While the problems are known to most, if not all, key stakeholders, inertia keeps us from seeing meaningful change, even though the consequences of sluggish procurement are dire. As technology evolves at breakneck speed, the procurement process for defence technology often lags behind, leaving armed forces grappling with outdated capabilities and missed opportunities. This was especially highlighted in the 2023 Defence Select Committee Review, titled “It is broke – and it’s time to fix it: The UK’s defence procurement system”. By the time the armed forces acquire the latest capabilities, they risk being obsolete in the face of rapidly evolving threats. This gap in technology readiness undermines the military’s ability to maintain a competitive edge on the battlefield and poses significant risks to national security.

Proactive involvement from lawmakers is essential to overcome the challenges associated with defence technology procurement. As the Select Committee suggested, extending the service of Ministers and public servants in key positions would give them the time needed to build relationships, streamline the bureaucratic processes, and reduce red tape that often hampers the timely acquisition of cutting-edge technologies. Additionally, more secondments into industry at the highest levels are needed. Bringing several decision-makers and budget holders from industry would help initiate meaningful change. This approach would facilitate a deeper understanding of industry perspectives and foster collaboration between the public and private sectors, ultimately leading to more efficient and effective defence procurement processes.

Policymakers should also work to facilitate a symbiotic relationship between established primes and emerging startups in the defence industry. This can be achieved through targeted investments in research and development (R&D) initiatives that promote collaboration and innovation. To achieve this, it may be necessary to implement regulatory measures or oversight mechanisms that prevent primes from monopolising contracts or engaging in anti-competitive practices. This could include policies to promote subcontracting opportunities for SMEs, transparency requirements in procurement processes, and mechanisms for monitoring and enforcing compliance with fair competition principles.

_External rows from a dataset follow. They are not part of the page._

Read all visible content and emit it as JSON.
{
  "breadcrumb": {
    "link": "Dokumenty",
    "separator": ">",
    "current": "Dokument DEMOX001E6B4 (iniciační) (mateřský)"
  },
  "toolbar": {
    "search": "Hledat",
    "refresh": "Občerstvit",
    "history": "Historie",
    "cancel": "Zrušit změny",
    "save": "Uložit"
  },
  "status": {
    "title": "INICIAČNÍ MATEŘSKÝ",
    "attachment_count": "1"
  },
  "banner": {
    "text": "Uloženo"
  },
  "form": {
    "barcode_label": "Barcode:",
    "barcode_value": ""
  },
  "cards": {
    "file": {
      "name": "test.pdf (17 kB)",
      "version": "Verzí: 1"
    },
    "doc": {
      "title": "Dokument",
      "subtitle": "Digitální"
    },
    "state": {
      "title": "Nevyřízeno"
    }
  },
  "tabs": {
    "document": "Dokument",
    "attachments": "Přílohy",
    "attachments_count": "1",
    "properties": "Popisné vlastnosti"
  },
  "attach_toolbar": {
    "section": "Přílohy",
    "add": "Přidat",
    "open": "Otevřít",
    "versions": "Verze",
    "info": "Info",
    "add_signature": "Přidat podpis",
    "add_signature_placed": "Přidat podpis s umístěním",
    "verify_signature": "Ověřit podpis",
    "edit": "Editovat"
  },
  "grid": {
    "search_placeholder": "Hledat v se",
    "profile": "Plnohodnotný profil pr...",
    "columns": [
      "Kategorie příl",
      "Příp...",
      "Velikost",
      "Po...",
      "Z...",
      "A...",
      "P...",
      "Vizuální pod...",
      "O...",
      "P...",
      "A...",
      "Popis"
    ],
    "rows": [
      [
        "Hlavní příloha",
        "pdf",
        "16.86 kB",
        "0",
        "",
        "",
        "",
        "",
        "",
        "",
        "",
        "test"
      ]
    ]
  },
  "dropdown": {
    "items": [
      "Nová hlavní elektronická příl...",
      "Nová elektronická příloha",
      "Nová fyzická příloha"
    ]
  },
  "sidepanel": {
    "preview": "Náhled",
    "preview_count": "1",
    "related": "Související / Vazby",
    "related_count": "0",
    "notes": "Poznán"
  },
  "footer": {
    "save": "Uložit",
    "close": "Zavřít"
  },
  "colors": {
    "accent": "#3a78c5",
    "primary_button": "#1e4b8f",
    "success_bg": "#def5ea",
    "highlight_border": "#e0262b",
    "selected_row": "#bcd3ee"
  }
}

Collaborative efforts such as Project OdySSEy which saw an ecosystem of SMEs unite under the leadership of BAE Systems Air to deliver a cutting-edge, state-of-the-art, multi-domain synthetic training environment, show how quickly partnerships can lead to the effective development of novel capabilities. By providing financial incentives and fostering a conducive environment for partnership, lawmakers can help create a procurement environment that encourages collaboration and partnership between primes and SMEs, rather than one that incentivises predatory behaviour or exclusionary practices. In turn, maintaining a level playing field within the industry, protecting the interests of SMEs and promoting a healthy ecosystem of suppliers, will ensure that the defence industry can better leverage the collective expertise, diversity and capabilities of all stakeholders to meet the evolving needs of national security.

With barriers to entry lowered and dual-use technologies more widely accepted by defence system integrators and military services, more SMEs and start-ups would have the opportunity to enter the market. Technologies developed for commercial applications, such as AI, XR, AR, VR, and spatial technology, can find valuable use cases in defence. This also aligns with the growing need in defence to embrace open architecture technologies that enable standards-based approaches, interoperability frameworks, and collaborative platforms, as a strategic imperative for overcoming technological blockers and driving innovation. By validating these technologies for military applications, companies can not only enhance defence capabilities but also open up new market verticals, such as supply chain management and disaster response.